U.S. Department of Energy Secretary Rick Perry toured the Pacific Northwest National Laboratory and the Hanford site outside of Richland, Washington, Tuesday.

The president of the WSU College Republicans, James Allsup of Bothell, Washington, said Monday he would resign after attending the “Unite the Right” rally in Charlottesville, Virginia.

Back in June, there was an emergency at the Hanford nuclear site where workers were ordered to take cover. A sensor was detecting airborne radioactive particles.

Now KING-TV reports several workers have tested positive for those particles inside their bodies.

Washington state officials have been waiting to see how the U.S. Department of Energy plans to deal with an unstable tunnel filled with radioactive waste at the Hanford nuclear site.

If Northwest fish were stand-up comics, the salmon would be the headliner. And the fish that gets “no respect” would be the lamprey, an eel-like creature that has been plying the Northwest’s rivers for 400 million years. 

On August 21, the moon will block the sun causing a giant shadow in the Northwest. But the day of the much-anticipated total solar eclipse is also the first day of fall semester for Washington State University Cougars.

The final scramble is on to see the total eclipse on Aug. 21 in the Northwest. Most hotels and campgrounds in the path of totality are booked.

But for those willing to do some research, or pay handsomely, there are still eclipse adventures to be had.

The U.S. Department of Energy rolled out several options at a public meeting Thursday night to stabilize what’s known as Tunnel 2 at the Hanford nuclear reservation in southeast Washington. Stabilizing the tunnel became a priority after nearby Tunnel 1 was found partially collapsed this spring.
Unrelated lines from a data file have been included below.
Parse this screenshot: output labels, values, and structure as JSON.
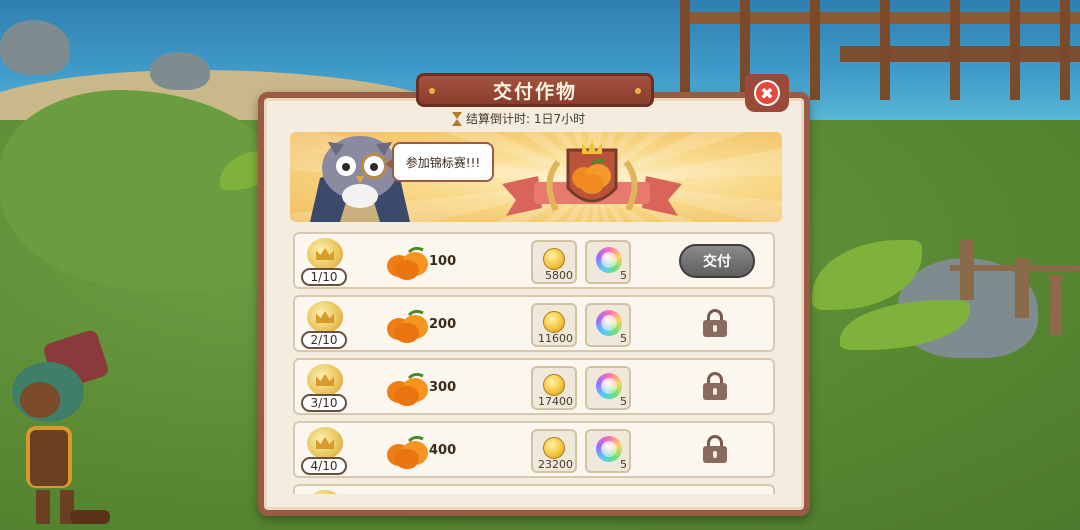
{
  "dialog": {
    "title": "交付作物",
    "close_icon": "close-icon",
    "countdown": "结算倒计时: 1日7小时",
    "speech": "参加锦标赛!!!"
  },
  "tasks": [
    {
      "rank": "1/10",
      "qty": "100",
      "coins": "5800",
      "orbs": "5",
      "state": "available",
      "button": "交付"
    },
    {
      "rank": "2/10",
      "qty": "200",
      "coins": "11600",
      "orbs": "5",
      "state": "locked"
    },
    {
      "rank": "3/10",
      "qty": "300",
      "coins": "17400",
      "orbs": "5",
      "state": "locked"
    },
    {
      "rank": "4/10",
      "qty": "400",
      "coins": "23200",
      "orbs": "5",
      "state": "locked"
    }
  ],
  "colors": {
    "panel_border": "#9b5a43",
    "title_bg": "#8a3d2d",
    "close_red": "#e64a3c",
    "banner": "#f8d886"
  }
}
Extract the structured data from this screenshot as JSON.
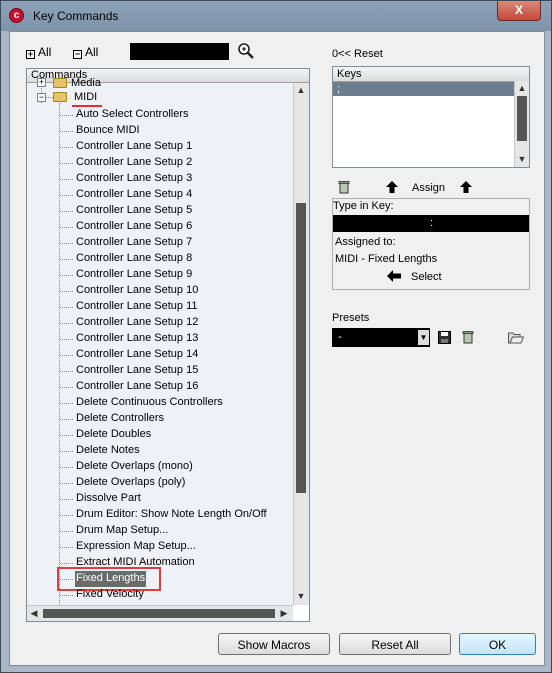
{
  "window": {
    "title": "Key Commands",
    "close_label": "X"
  },
  "toolbar": {
    "expand_all_label": "All",
    "collapse_all_label": "All",
    "search_value": ""
  },
  "commands": {
    "header": "Commands",
    "parent_folder": "Media",
    "folder": "MIDI",
    "items": [
      "Auto Select Controllers",
      "Bounce MIDI",
      "Controller Lane Setup 1",
      "Controller Lane Setup 2",
      "Controller Lane Setup 3",
      "Controller Lane Setup 4",
      "Controller Lane Setup 5",
      "Controller Lane Setup 6",
      "Controller Lane Setup 7",
      "Controller Lane Setup 8",
      "Controller Lane Setup 9",
      "Controller Lane Setup 10",
      "Controller Lane Setup 11",
      "Controller Lane Setup 12",
      "Controller Lane Setup 13",
      "Controller Lane Setup 14",
      "Controller Lane Setup 15",
      "Controller Lane Setup 16",
      "Delete Continuous Controllers",
      "Delete Controllers",
      "Delete Doubles",
      "Delete Notes",
      "Delete Overlaps (mono)",
      "Delete Overlaps (poly)",
      "Dissolve Part",
      "Drum Editor: Show Note Length On/Off",
      "Drum Map Setup...",
      "Expression Map Setup...",
      "Extract MIDI Automation",
      "Fixed Lengths",
      "Fixed Velocity"
    ],
    "selected_item": "Fixed Lengths"
  },
  "keys": {
    "reset_label": "Reset",
    "header": "Keys",
    "rows": [
      ";"
    ]
  },
  "assign": {
    "assign_label": "Assign",
    "type_in_key_label": "Type in Key:",
    "type_in_key_value": ":",
    "assigned_to_label": "Assigned to:",
    "assigned_to_value": "MIDI - Fixed Lengths",
    "select_label": "Select"
  },
  "presets": {
    "label": "Presets",
    "selected": "-"
  },
  "footer": {
    "show_macros": "Show Macros",
    "reset_all": "Reset All",
    "ok": "OK"
  }
}
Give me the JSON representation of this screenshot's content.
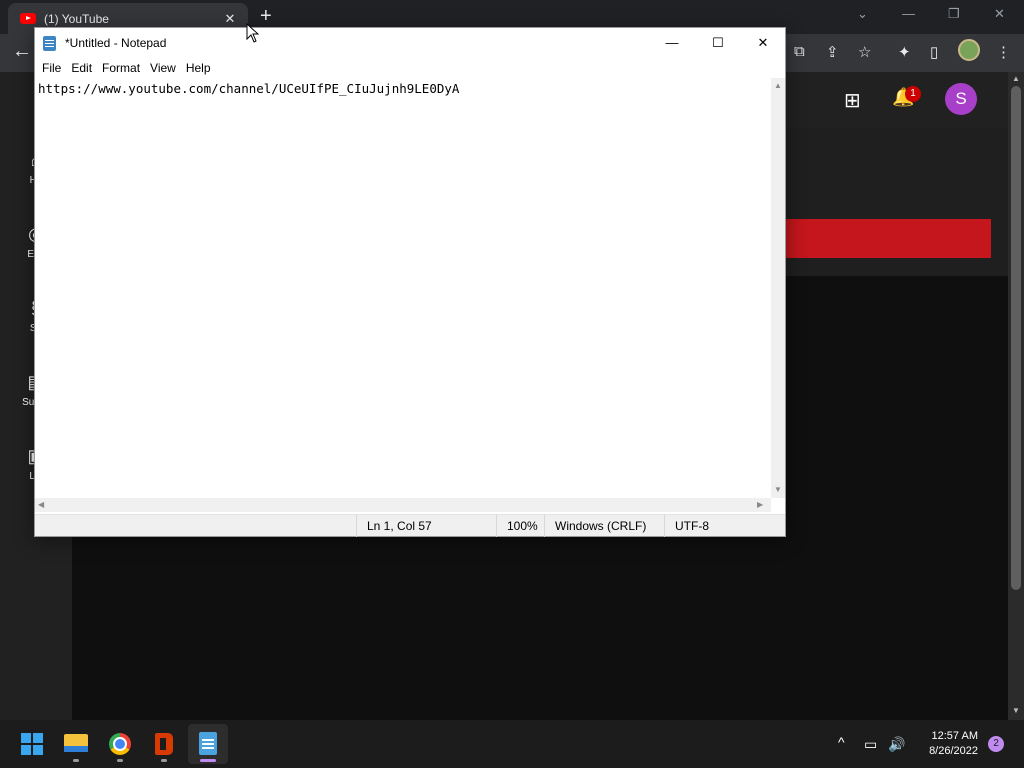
{
  "browser": {
    "tab": {
      "title": "(1) YouTube",
      "close": "✕"
    },
    "new_tab": "+",
    "window_controls": {
      "tab_search": "⌄",
      "minimize": "—",
      "restore": "❐",
      "close": "✕"
    },
    "toolbar": {
      "back": "←",
      "open_external": "⧉",
      "share": "⇪",
      "bookmark": "☆",
      "extensions": "✦",
      "side_panel": "▯",
      "menu": "⋮"
    }
  },
  "youtube": {
    "header": {
      "create": "⊞",
      "notifications": "🔔",
      "notification_count": "1",
      "avatar_letter": "S"
    },
    "sidebar": [
      {
        "icon": "⌂",
        "label": "Ho"
      },
      {
        "icon": "◎",
        "label": "Exp"
      },
      {
        "icon": "§",
        "label": "Sh"
      },
      {
        "icon": "▤",
        "label": "Subsc"
      },
      {
        "icon": "▣",
        "label": "Lib"
      }
    ],
    "colors": {
      "background": "#0f0f0f",
      "surface": "#212121",
      "accent_red": "#c4161c",
      "avatar": "#a83fc9"
    }
  },
  "notepad": {
    "title": "*Untitled - Notepad",
    "buttons": {
      "minimize": "—",
      "maximize": "☐",
      "close": "✕"
    },
    "menu": [
      "File",
      "Edit",
      "Format",
      "View",
      "Help"
    ],
    "content": "https://www.youtube.com/channel/UCeUIfPE_CIuJujnh9LE0DyA",
    "status": {
      "position": "Ln 1, Col 57",
      "zoom": "100%",
      "line_ending": "Windows (CRLF)",
      "encoding": "UTF-8"
    }
  },
  "taskbar": {
    "apps": [
      "start",
      "file-explorer",
      "chrome",
      "office",
      "notepad"
    ],
    "tray": {
      "chevron": "^",
      "network": "▭",
      "volume": "🔊"
    },
    "time": "12:57 AM",
    "date": "8/26/2022",
    "notification_count": "2"
  }
}
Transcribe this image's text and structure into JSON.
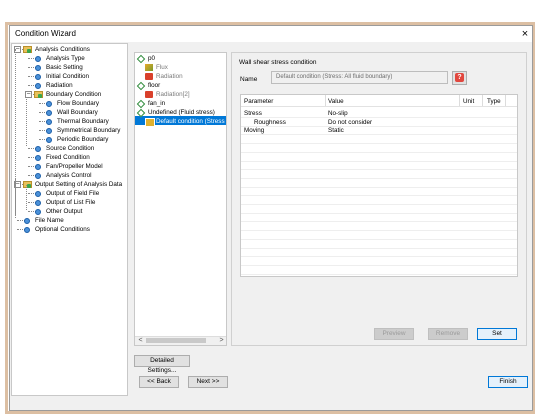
{
  "window": {
    "title": "Condition Wizard",
    "close_glyph": "×"
  },
  "tree": {
    "items": [
      {
        "label": "Analysis Conditions",
        "expander": "−"
      },
      {
        "label": "Analysis Type"
      },
      {
        "label": "Basic Setting"
      },
      {
        "label": "Initial Condition"
      },
      {
        "label": "Radiation"
      },
      {
        "label": "Boundary Condition",
        "expander": "−"
      },
      {
        "label": "Flow Boundary"
      },
      {
        "label": "Wall Boundary"
      },
      {
        "label": "Thermal Boundary"
      },
      {
        "label": "Symmetrical Boundary"
      },
      {
        "label": "Periodic Boundary"
      },
      {
        "label": "Source Condition"
      },
      {
        "label": "Fixed Condition"
      },
      {
        "label": "Fan/Propeller Model"
      },
      {
        "label": "Analysis Control"
      },
      {
        "label": "Output Setting of Analysis Data",
        "expander": "−"
      },
      {
        "label": "Output of Field File"
      },
      {
        "label": "Output of List File"
      },
      {
        "label": "Other Output"
      },
      {
        "label": "File Name"
      },
      {
        "label": "Optional Conditions"
      }
    ]
  },
  "list": {
    "items": [
      {
        "label": "p0",
        "icon": "diamond-icon"
      },
      {
        "label": "Flux",
        "icon": "flux-icon"
      },
      {
        "label": "Radiation",
        "icon": "radiation-icon"
      },
      {
        "label": "floor",
        "icon": "diamond-icon"
      },
      {
        "label": "Radiation[2]",
        "icon": "radiation-icon"
      },
      {
        "label": "fan_in",
        "icon": "diamond-icon"
      },
      {
        "label": "Undefined (Fluid stress)",
        "icon": "diamond-icon"
      },
      {
        "label": "Default condition (Stress",
        "icon": "wall-icon",
        "selected": true
      }
    ],
    "scroll_left": "<",
    "scroll_right": ">"
  },
  "detail": {
    "title": "Wall shear stress condition",
    "name_label": "Name",
    "name_value": "Default condition (Stress: All fluid boundary)",
    "help_glyph": "?",
    "columns": [
      "Parameter",
      "Value",
      "Unit",
      "Type"
    ],
    "rows": [
      [
        "Stress",
        "No-slip",
        "",
        ""
      ],
      [
        "Roughness",
        "Do not consider",
        "",
        ""
      ],
      [
        "Moving",
        "Static",
        "",
        ""
      ]
    ],
    "preview_label": "Preview",
    "remove_label": "Remove",
    "set_label": "Set"
  },
  "footer": {
    "detailed_settings_label": "Detailed Settings...",
    "back_label": "<< Back",
    "next_label": "Next >>",
    "finish_label": "Finish"
  },
  "colors": {
    "selection": "#0078d7",
    "frame": "#c08a57"
  }
}
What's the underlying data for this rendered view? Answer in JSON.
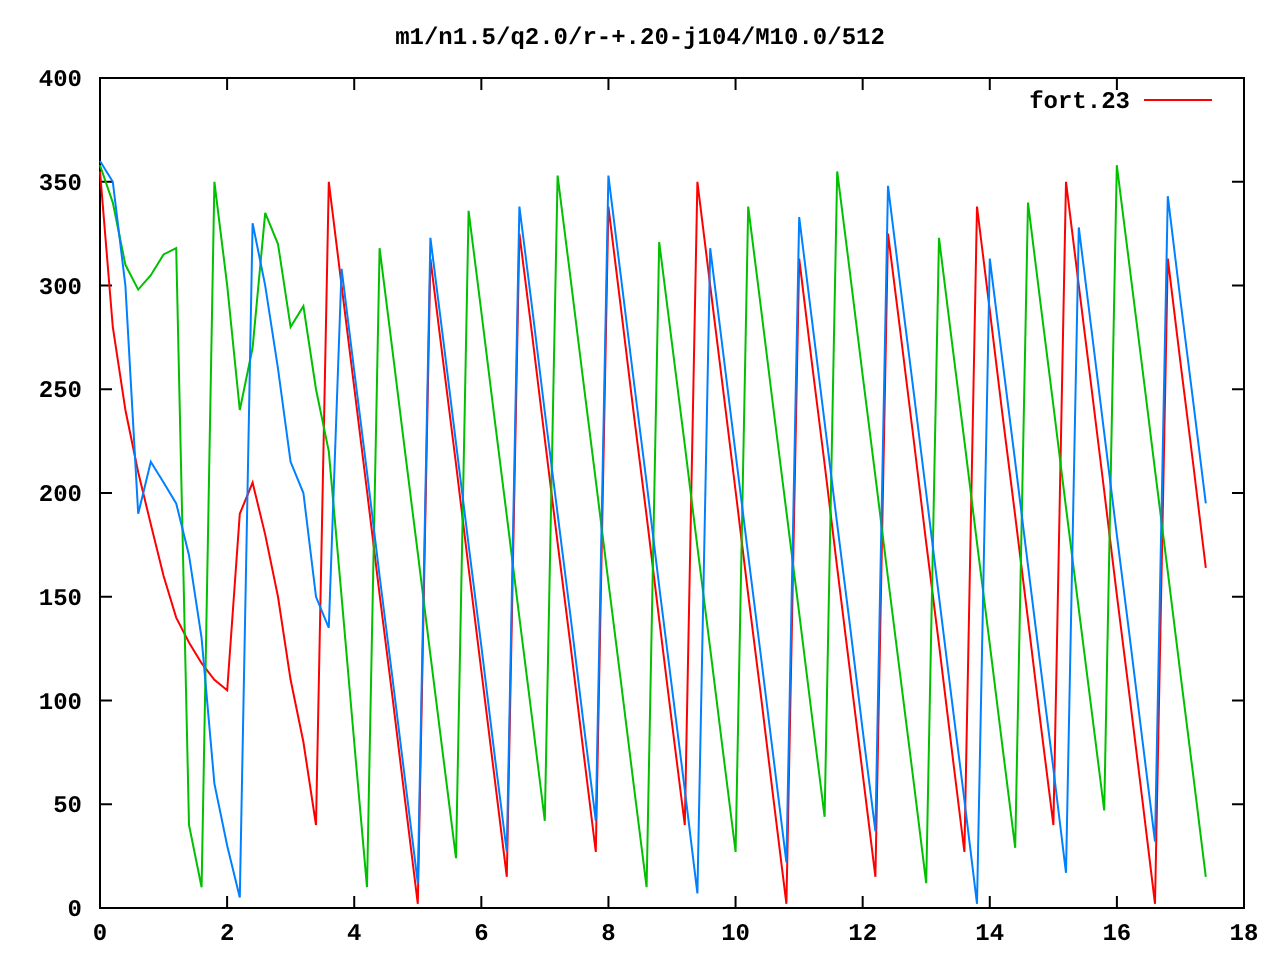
{
  "chart_data": {
    "type": "line",
    "title": "m1/n1.5/q2.0/r-+.20-j104/M10.0/512",
    "xlim": [
      0,
      18
    ],
    "ylim": [
      0,
      400
    ],
    "xticks": [
      0,
      2,
      4,
      6,
      8,
      10,
      12,
      14,
      16,
      18
    ],
    "yticks": [
      0,
      50,
      100,
      150,
      200,
      250,
      300,
      350,
      400
    ],
    "x": [
      0,
      0.2,
      0.4,
      0.6,
      0.8,
      1,
      1.2,
      1.4,
      1.6,
      1.8,
      2,
      2.2,
      2.4,
      2.6,
      2.8,
      3,
      3.2,
      3.4,
      3.6,
      3.8,
      4,
      4.2,
      4.4,
      4.6,
      4.8,
      5,
      5.2,
      5.4,
      5.6,
      5.8,
      6,
      6.2,
      6.4,
      6.6,
      6.8,
      7,
      7.2,
      7.4,
      7.6,
      7.8,
      8,
      8.2,
      8.4,
      8.6,
      8.8,
      9,
      9.2,
      9.4,
      9.6,
      9.8,
      10,
      10.2,
      10.4,
      10.6,
      10.8,
      11,
      11.2,
      11.4,
      11.6,
      11.8,
      12,
      12.2,
      12.4,
      12.6,
      12.8,
      13,
      13.2,
      13.4,
      13.6,
      13.8,
      14,
      14.2,
      14.4,
      14.6,
      14.8,
      15,
      15.2,
      15.4,
      15.6,
      15.8,
      16,
      16.2,
      16.4,
      16.6,
      16.8,
      17,
      17.2,
      17.4
    ],
    "series": [
      {
        "name": "fort.23",
        "color": "#ff0000",
        "values": [
          355,
          280,
          240,
          210,
          185,
          160,
          140,
          128,
          118,
          110,
          105,
          190,
          205,
          180,
          150,
          110,
          80,
          40,
          350,
          300,
          251,
          201,
          151,
          102,
          52,
          2,
          313,
          263,
          214,
          164,
          114,
          65,
          15,
          325,
          276,
          226,
          176,
          127,
          77,
          27,
          338,
          288,
          238,
          189,
          139,
          89,
          40,
          350,
          300,
          251,
          201,
          151,
          102,
          52,
          2,
          313,
          263,
          214,
          164,
          114,
          65,
          15,
          325,
          276,
          226,
          176,
          127,
          77,
          27,
          338,
          288,
          238,
          189,
          139,
          89,
          40,
          350,
          300,
          251,
          201,
          151,
          102,
          52,
          2,
          313,
          263,
          214,
          164
        ]
      },
      {
        "color": "#00c000",
        "values": [
          358,
          340,
          310,
          298,
          305,
          315,
          318,
          40,
          10,
          350,
          300,
          240,
          270,
          335,
          320,
          280,
          290,
          250,
          220,
          150,
          80,
          10,
          318,
          269,
          220,
          171,
          122,
          73,
          24,
          336,
          287,
          238,
          189,
          140,
          91,
          42,
          353,
          304,
          255,
          206,
          157,
          108,
          59,
          10,
          321,
          272,
          223,
          174,
          125,
          76,
          27,
          338,
          289,
          240,
          191,
          142,
          93,
          44,
          355,
          306,
          257,
          208,
          159,
          110,
          61,
          12,
          323,
          274,
          225,
          176,
          127,
          78,
          29,
          340,
          291,
          242,
          193,
          144,
          96,
          47,
          358,
          309,
          260,
          211,
          162,
          113,
          64,
          15
        ]
      },
      {
        "color": "#0080ff",
        "values": [
          360,
          350,
          300,
          190,
          215,
          205,
          195,
          170,
          130,
          60,
          30,
          5,
          330,
          300,
          260,
          215,
          200,
          150,
          135,
          308,
          259,
          210,
          160,
          111,
          62,
          12,
          323,
          274,
          224,
          175,
          126,
          76,
          27,
          338,
          289,
          239,
          190,
          141,
          91,
          42,
          353,
          303,
          254,
          205,
          155,
          106,
          57,
          7,
          318,
          269,
          219,
          170,
          121,
          72,
          22,
          333,
          284,
          234,
          185,
          136,
          86,
          37,
          348,
          298,
          249,
          200,
          150,
          101,
          52,
          2,
          313,
          264,
          215,
          165,
          116,
          67,
          17,
          328,
          279,
          229,
          180,
          131,
          81,
          32,
          343,
          293,
          244,
          195
        ]
      }
    ]
  }
}
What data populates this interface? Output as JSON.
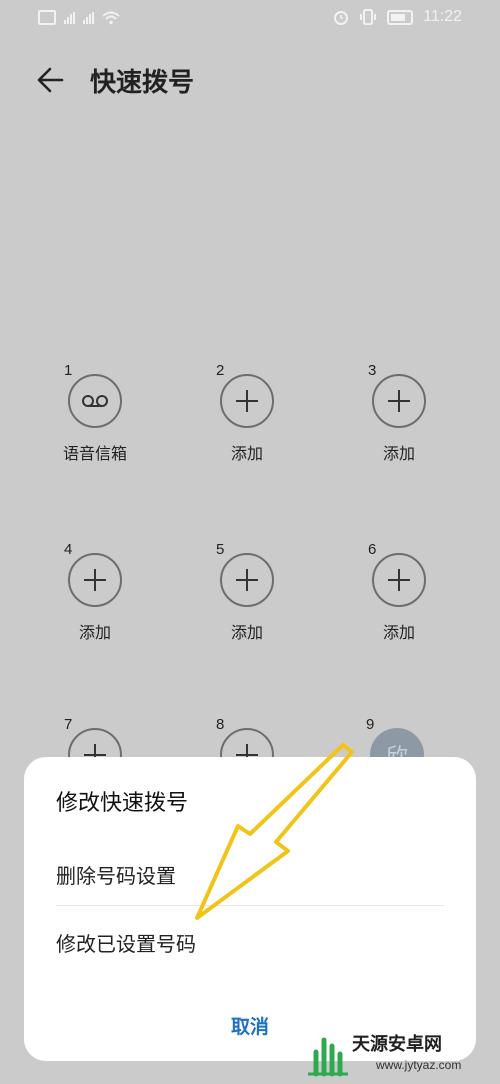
{
  "status_bar": {
    "time": "11:22",
    "icons": [
      "hd-icon",
      "signal-icon",
      "wifi-icon",
      "alarm-icon",
      "vibrate-icon",
      "battery-icon"
    ]
  },
  "header": {
    "title": "快速拨号",
    "back_icon": "arrow-left-icon"
  },
  "speed_dial": [
    {
      "num": "1",
      "label": "语音信箱",
      "icon": "voicemail-icon"
    },
    {
      "num": "2",
      "label": "添加",
      "icon": "plus-icon"
    },
    {
      "num": "3",
      "label": "添加",
      "icon": "plus-icon"
    },
    {
      "num": "4",
      "label": "添加",
      "icon": "plus-icon"
    },
    {
      "num": "5",
      "label": "添加",
      "icon": "plus-icon"
    },
    {
      "num": "6",
      "label": "添加",
      "icon": "plus-icon"
    },
    {
      "num": "7",
      "label": "",
      "icon": "plus-icon"
    },
    {
      "num": "8",
      "label": "",
      "icon": "plus-icon"
    },
    {
      "num": "9",
      "label": "",
      "icon": "contact-avatar",
      "avatar_text": "欣"
    }
  ],
  "sheet": {
    "title": "修改快速拨号",
    "items": [
      "删除号码设置",
      "修改已设置号码"
    ],
    "cancel": "取消"
  },
  "colors": {
    "background_dim": "#cbcbcb",
    "accent": "#1d70c8",
    "annotation": "#f2c418"
  },
  "watermark": {
    "name": "天源安卓网",
    "url": "www.jytyaz.com"
  }
}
Tunnel 2 is filled with highly-radioactive equipment leftover from a plutonium plant, and the feds say it's also in danger of collapse.

At the meeting, they presented a raft of ideas to stabilize it:

Pages